A study of the food given to New Zealand soldiers at Gallipoli has found it was so nutritionally deficient it probably caused scurvy and other illnesses.
Research from Massey and Otago universities published in the NZ Medical Journal analysed modern-day foods that are the nearest equivalent to the military rations of 1915.
The rations on Gallipoli consisted mainly of bully beef, biscuits and jam and were low in vitamins A, C and E and potassium, selenium and dietary fibre.
Dr Nick Wilson from Otago University says apart from causing scurvy, the lack of nutrition may have reduced resistance to dysentery and typhoid, which killed more than 200 New Zealanders at Gallipoli.
Dr Wilson says the nutritional problems would have been preventable if even modest amounts of canned fruit or vegetables had been provided to the troops.

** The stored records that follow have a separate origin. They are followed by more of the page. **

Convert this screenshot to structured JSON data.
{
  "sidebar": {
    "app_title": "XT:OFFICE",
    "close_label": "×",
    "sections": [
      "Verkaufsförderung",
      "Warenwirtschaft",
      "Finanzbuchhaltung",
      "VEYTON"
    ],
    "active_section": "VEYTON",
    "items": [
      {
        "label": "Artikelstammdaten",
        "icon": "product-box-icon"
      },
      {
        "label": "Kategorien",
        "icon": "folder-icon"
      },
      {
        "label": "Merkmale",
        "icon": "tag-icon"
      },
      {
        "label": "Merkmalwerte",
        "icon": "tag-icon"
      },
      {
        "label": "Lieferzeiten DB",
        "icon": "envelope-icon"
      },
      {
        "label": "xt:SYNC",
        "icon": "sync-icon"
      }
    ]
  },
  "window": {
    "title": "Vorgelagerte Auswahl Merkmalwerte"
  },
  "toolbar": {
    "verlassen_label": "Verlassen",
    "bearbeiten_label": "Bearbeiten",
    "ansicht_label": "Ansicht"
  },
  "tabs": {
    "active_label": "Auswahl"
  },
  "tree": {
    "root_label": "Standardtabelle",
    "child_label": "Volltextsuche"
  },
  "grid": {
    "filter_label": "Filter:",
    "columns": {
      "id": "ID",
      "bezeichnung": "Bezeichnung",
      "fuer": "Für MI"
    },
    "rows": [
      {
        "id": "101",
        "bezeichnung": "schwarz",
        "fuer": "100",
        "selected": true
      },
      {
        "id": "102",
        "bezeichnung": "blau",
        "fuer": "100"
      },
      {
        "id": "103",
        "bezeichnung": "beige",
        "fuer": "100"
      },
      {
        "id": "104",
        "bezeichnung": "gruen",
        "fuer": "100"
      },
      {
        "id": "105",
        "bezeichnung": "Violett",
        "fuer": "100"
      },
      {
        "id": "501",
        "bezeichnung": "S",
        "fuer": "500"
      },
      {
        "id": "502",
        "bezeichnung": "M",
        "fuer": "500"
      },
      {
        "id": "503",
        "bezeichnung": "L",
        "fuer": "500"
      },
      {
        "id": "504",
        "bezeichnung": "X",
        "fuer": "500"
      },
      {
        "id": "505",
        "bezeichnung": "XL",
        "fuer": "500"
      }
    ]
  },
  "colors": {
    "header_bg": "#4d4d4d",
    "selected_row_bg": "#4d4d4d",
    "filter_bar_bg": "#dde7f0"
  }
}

Massey University professor of war history Glyn Harper says the food was so bad that when the troops threw it at the enemy it came back with a note from the Turkish troops saying "send tobacco yes, bully beef - no".
"Also the biscuits, usually they'd nibble around the edges of the really hard ones and throw the centres into no man's land and the Turks never touched those as well."
Professor Harper says the poor rations were symptomatic of poor planning throughout the eight-month campaign.
He says the military planners didn't anticipate such a long campaign and once the men were on the peninsula it was extremely difficult to get supplies to them.
Some 2721 New Zealand soldiers died and 7500 were wounded in the campaign at Gallipoli Peninsula during World War I.